The New York Times:
MONTREAL — The acid-yellow spheres on the screen don’t look anything like the linebackers that the Atlanta Falcons quarterback Matt Ryan tries to avoid each week. Nor do they resemble an English Premier League soccer player streaking down the field, or a puck hurtling across the ice in a National Hockey League game. If anything, they look like finely sheared tennis balls.
The beauty in the design of NeuroTracker — the video game aimed at heightening cognitive agility the way lifting dumbbells develops muscles — is allegedly its simplicity. Just by asking the eyes to track spheres as they bound around a 3D screen, athletes can prepare their brains to perform in a way that no other film room could replicate.
Williams is not alone in his skepticism.

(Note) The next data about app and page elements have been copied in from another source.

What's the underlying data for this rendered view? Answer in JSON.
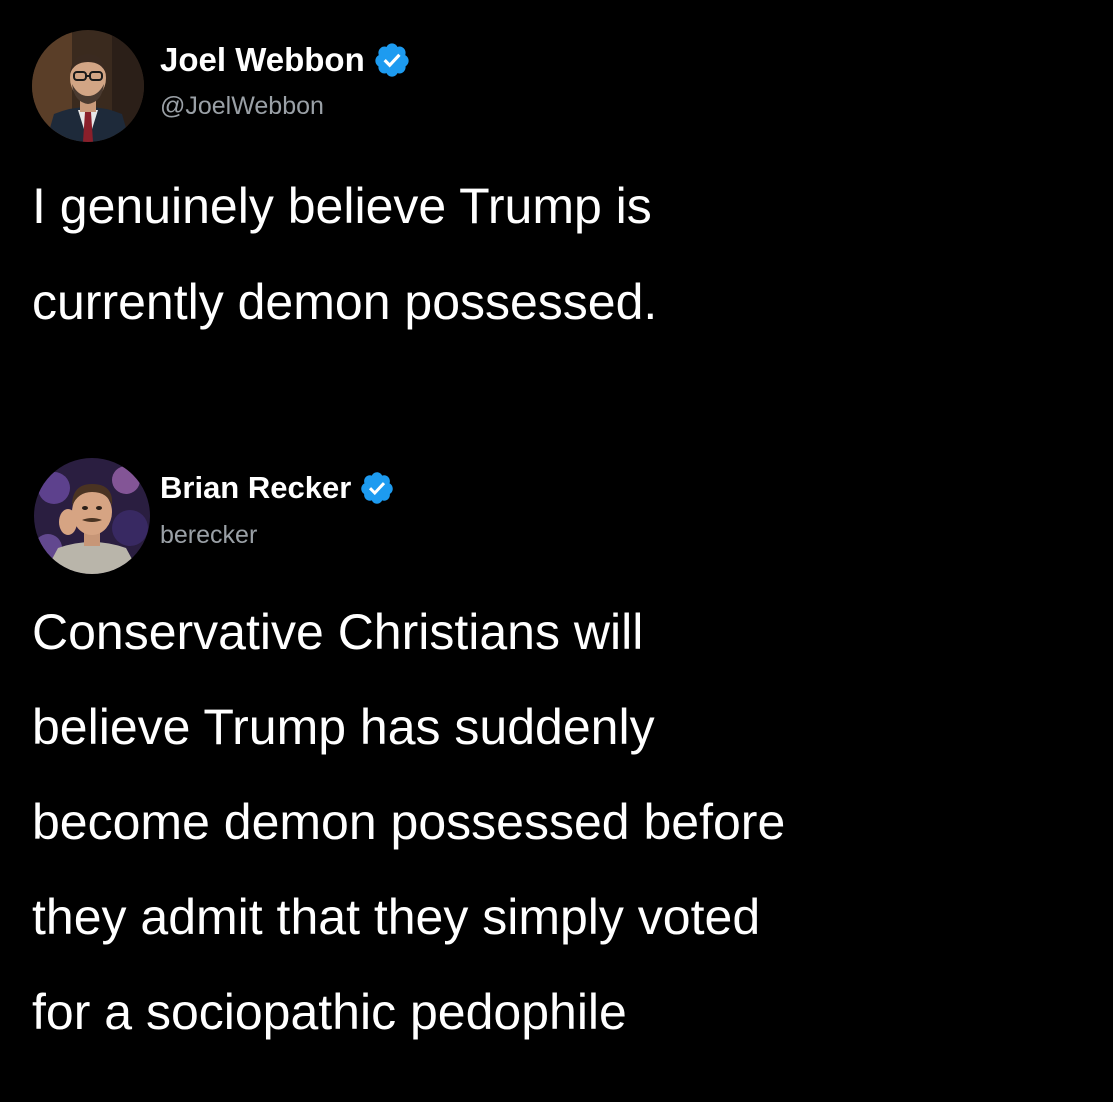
{
  "tweets": [
    {
      "display_name": "Joel Webbon",
      "handle": "@JoelWebbon",
      "verified": true,
      "avatar_icon": "profile-photo-man-suit-glasses",
      "text_lines": [
        "I genuinely believe Trump is",
        "currently demon possessed."
      ]
    },
    {
      "display_name": "Brian Recker",
      "handle": "berecker",
      "verified": true,
      "avatar_icon": "profile-photo-man-smiling",
      "text_lines": [
        "Conservative Christians will",
        "believe Trump has suddenly",
        "become demon possessed before",
        "they admit that they simply voted",
        "for a sociopathic pedophile"
      ]
    }
  ],
  "colors": {
    "background": "#000000",
    "text": "#ffffff",
    "handle": "#9aa0a6",
    "verified_badge": "#1d9bf0"
  }
}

In an exhaustive review published in the October issue of the journal Psychological Science in the Public Interest, researchers criticized the sweeping claims made throughout the $1.3 billion brain-gaming industry related to “cognitive improvement.” The researchers concluded that the evidence was “limited and inconsistent” that commercial brain-training software could enhance cognition outside the laboratory in the ways the companies described. (Last January, Lumos Labs, the maker of Lumosity, settled Federal Trade Commission charges of deceptive advertising for $2 million.)
Read the whole story: The New York Times